• **TASK ITEM**: The required answer is each line in the entries below where "heading" occurs.

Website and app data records
[Start of section]

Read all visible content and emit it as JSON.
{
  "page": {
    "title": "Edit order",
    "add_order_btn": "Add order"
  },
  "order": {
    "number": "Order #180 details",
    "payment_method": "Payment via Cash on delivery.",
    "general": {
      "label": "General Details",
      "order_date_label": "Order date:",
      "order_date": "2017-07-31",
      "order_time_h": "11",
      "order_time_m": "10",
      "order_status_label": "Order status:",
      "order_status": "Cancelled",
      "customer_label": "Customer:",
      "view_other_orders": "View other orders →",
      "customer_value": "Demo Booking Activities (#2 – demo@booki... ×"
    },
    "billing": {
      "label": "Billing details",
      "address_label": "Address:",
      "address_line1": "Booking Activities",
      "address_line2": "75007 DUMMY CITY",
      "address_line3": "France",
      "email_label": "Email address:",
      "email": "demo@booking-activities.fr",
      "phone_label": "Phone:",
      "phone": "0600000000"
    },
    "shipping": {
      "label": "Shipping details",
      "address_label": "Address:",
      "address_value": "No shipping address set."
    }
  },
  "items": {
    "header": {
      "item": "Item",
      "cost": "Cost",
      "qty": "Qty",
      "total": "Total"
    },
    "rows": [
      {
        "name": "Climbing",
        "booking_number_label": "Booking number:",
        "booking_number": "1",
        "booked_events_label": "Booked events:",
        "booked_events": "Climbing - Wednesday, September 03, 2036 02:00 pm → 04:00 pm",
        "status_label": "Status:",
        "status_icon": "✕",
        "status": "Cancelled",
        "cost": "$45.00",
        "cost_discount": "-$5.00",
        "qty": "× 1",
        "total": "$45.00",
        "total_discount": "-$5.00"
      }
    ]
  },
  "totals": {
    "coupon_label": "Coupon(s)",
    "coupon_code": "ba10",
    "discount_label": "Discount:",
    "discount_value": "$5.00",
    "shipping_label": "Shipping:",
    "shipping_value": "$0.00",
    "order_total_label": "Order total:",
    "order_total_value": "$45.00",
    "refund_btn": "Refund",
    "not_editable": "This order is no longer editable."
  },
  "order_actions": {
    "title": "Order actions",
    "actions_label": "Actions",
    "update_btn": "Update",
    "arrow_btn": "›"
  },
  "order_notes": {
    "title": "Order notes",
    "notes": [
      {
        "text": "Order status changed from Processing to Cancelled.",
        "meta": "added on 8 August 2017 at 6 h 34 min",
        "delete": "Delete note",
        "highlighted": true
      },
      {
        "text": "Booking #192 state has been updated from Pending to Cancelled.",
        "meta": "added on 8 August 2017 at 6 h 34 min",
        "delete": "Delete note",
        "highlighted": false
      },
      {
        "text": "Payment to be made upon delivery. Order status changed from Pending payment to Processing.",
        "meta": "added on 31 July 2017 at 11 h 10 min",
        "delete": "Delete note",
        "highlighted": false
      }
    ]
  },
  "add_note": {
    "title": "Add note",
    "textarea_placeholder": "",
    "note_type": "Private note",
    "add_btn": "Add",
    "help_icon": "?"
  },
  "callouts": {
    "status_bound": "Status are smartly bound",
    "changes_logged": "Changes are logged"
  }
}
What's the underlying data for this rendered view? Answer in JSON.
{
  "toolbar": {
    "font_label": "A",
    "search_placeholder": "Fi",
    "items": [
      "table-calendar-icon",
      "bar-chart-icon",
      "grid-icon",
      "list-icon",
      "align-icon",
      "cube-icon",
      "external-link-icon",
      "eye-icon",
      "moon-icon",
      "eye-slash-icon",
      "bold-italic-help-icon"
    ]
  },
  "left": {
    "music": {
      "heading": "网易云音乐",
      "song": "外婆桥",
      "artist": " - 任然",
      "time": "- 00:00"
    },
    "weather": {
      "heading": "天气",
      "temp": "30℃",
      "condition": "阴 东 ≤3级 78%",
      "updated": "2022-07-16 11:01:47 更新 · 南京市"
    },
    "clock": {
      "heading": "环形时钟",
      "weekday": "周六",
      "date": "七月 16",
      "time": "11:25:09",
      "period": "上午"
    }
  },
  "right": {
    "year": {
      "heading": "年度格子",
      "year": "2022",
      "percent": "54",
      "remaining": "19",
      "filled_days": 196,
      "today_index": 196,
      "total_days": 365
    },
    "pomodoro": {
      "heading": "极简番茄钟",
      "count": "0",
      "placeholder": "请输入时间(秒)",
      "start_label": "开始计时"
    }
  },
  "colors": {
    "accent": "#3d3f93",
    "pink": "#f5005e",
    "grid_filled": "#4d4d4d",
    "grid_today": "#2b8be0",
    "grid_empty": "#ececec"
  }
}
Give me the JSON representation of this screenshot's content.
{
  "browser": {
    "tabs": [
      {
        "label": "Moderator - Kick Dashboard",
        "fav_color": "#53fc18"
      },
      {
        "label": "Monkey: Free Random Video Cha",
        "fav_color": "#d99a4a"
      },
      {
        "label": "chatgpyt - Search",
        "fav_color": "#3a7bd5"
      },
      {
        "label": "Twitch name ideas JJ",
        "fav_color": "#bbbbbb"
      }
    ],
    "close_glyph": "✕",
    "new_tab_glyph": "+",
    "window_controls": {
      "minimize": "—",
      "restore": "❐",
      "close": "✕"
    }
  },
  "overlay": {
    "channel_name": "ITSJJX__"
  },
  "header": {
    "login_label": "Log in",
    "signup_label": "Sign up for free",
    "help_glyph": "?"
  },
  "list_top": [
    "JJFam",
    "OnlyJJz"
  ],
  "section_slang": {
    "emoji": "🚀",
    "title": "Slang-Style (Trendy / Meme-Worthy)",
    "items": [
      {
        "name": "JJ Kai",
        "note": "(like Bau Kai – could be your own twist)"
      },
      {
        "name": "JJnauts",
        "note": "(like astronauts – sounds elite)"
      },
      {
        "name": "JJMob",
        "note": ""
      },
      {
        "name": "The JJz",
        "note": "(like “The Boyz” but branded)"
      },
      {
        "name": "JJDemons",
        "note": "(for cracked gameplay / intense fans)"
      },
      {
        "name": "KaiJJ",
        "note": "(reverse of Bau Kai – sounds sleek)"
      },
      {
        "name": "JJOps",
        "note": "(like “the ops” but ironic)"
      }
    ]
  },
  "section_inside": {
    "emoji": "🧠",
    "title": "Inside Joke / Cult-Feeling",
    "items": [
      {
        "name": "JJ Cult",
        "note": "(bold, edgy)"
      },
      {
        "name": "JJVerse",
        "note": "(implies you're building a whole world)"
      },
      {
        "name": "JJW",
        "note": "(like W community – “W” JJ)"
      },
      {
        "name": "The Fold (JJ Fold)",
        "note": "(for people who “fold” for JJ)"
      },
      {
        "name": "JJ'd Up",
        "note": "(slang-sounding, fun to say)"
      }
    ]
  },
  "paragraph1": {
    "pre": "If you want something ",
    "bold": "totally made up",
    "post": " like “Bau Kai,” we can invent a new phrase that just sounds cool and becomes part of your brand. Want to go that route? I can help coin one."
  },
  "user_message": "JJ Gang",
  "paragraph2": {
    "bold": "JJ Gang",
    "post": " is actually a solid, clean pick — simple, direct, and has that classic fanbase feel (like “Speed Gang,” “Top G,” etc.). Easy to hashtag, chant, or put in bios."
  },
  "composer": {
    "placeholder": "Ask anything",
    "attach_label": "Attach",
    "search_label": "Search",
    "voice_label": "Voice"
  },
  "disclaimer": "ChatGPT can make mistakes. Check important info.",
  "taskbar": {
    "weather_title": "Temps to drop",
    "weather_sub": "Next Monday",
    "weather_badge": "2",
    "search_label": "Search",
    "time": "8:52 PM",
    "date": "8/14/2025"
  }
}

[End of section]

• **TASK RESULT**:
      "heading": "网易云音乐",
      "heading": "天气",
      "heading": "环形时钟",
      "heading": "年度格子",
      "heading": "极简番茄钟",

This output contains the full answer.